Tags: What Is The Purpose Of An EssayOriginal Argumentative Essay TopicsEnglish Short EssayPoisonwood Bible Rachel EssayCritical Thinking Appraisal TestMath Playground Problem SolvingFactors Affecting Price Elasticity Of Demand EssayExamples Of A Business Plan OutlineRelationship Between Hamlet And Gertrude EssaysPolicy And Procedure
Talking to your child and asking open questions like, 'What did you cover today? ’ can be less confrontational.” Better communication with your child will reduce anxiety on both sides.Dr Sharie Coombes, child and family therapist, says, “Too often, teachers and parents can appear to brush off a child’s anxiety.• Last minute revision tips for GCSE science • Last minute revision tips for GCSE English • Last minute revision tips for GCSE maths • GCSE geography: deltas, deserts, and deforestation • GCSE history revision: dates, dynasties and dictators • GCSE MFL revision: verbs, voice and vocabulary Morgan Griffiths, managing director of Holland Park Tuition and Education Consultants, explains: “Pressure is usually felt most keenly by the parents, so eager are they to see their child succeed, which in turn is passed back unintentionally on to the child.” Cognitive hypnotherapist Laurie Harvey agrees: “At this time of year I experience a steep rise in families who are concerned about their teenagers’ levels of anxiety,” she says.
And if you are tempted to offer bribes, whether that’s hard cash for every A*, or even a car, think again.
Andrew Fleck is adamant: “It’s better to reward effort, from the earliest age, rather than offer incentives based on results because this only adds to the pressure.
“Teenagers react differently: some will eagerly accept offers of help while others prefer a parent-free zone.
"Giving advice may be perceived as criticism and we should respect their autonomy.
Kathryn Donachie is the mother of two teenagers who are revising for AS and A2 exams.

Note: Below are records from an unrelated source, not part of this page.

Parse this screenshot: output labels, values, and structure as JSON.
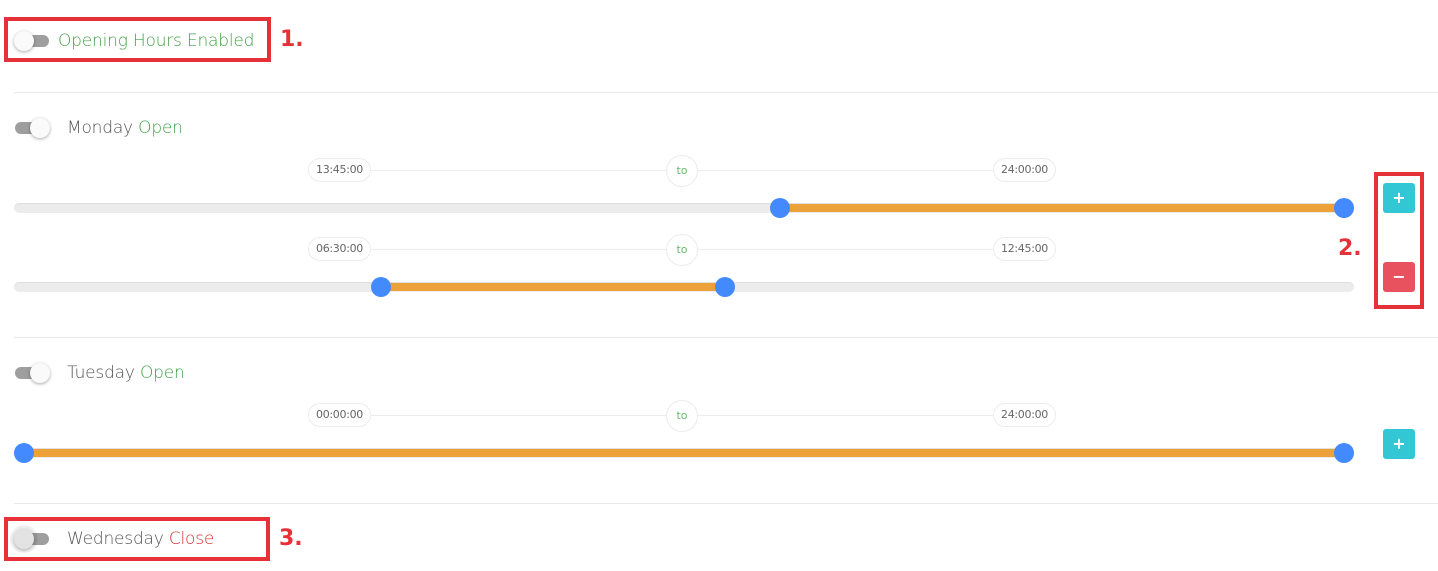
{
  "master": {
    "enabled": false,
    "label": "Opening Hours Enabled"
  },
  "days": [
    {
      "name": "Monday",
      "state_label": "Open",
      "open": true,
      "ranges": [
        {
          "from": "13:45:00",
          "separator": "to",
          "to": "24:00:00",
          "from_fraction": 0.5729,
          "to_fraction": 1.0
        },
        {
          "from": "06:30:00",
          "separator": "to",
          "to": "12:45:00",
          "from_fraction": 0.2708,
          "to_fraction": 0.5313
        }
      ],
      "add_label": "+",
      "remove_label": "−"
    },
    {
      "name": "Tuesday",
      "state_label": "Open",
      "open": true,
      "ranges": [
        {
          "from": "00:00:00",
          "separator": "to",
          "to": "24:00:00",
          "from_fraction": 0.0,
          "to_fraction": 1.0
        }
      ],
      "add_label": "+"
    },
    {
      "name": "Wednesday",
      "state_label": "Close",
      "open": false
    }
  ],
  "annotations": [
    "1.",
    "2.",
    "3."
  ],
  "colors": {
    "accent_fill": "#eca238",
    "handle": "#448aff",
    "add_button": "#33c6d4",
    "remove_button": "#e8525f",
    "open_text": "#43a047",
    "close_text": "#d32f2f",
    "annotation": "#e53238"
  }
}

“My son revises with notes on strips of paper all over his room,” Donachie says.“But it’s often seen as an end in itself and not as one element in our progress through life.It is important to ensure that teenagers are focused, committed and give of their best in the preparations but the crucial thing we encourage is a sense of perspective.” Andrew Fleck, headmaster of Sedbergh School, knows exactly what parents are facing: his twin daughters are taking AS-levels.’” Dr Coombes understands that parents may have the best intentions in their efforts to help out, but that they may still do more harm than good."A well-meaning parent may try to take control by planning their teenager’s revision timetable,” Dr Coombes says.“The stress levels in my house are massive: A-levels are causing tears and sleepless nights.I’m trying not to nag because my daughter is overwhelmed by how much she has to do,” says Helen Pine, who not only has an 18-year-old daughter but also a younger child in Year 10 revising for mock GCSEs. The exam candidates at least have something on which to focus their nervous energy – their work – but for their parents the greatest battle is containing their own concerns, and battling with memories of their childhood.“High levels of anxiety can lead to teenagers feeling 'paralysed’,” Bliss says.“They may have moments of forgetting everything and be unable to concentrate.Some stress is good as it’s a motivator but too much can affect memory recall and make it harder to learn.” The urge to nag is difficult to resist, but the danger is that parents – and even teachers, at ranking-obsessed schools – can make things worse by unintentionally increasing the stress levels of their offspring and pupils.Educational psychologist Teresa Bliss points out that exam stress is a real feature of teenagers’ lives, and that parents and teachers have to be careful not to exacerbate it.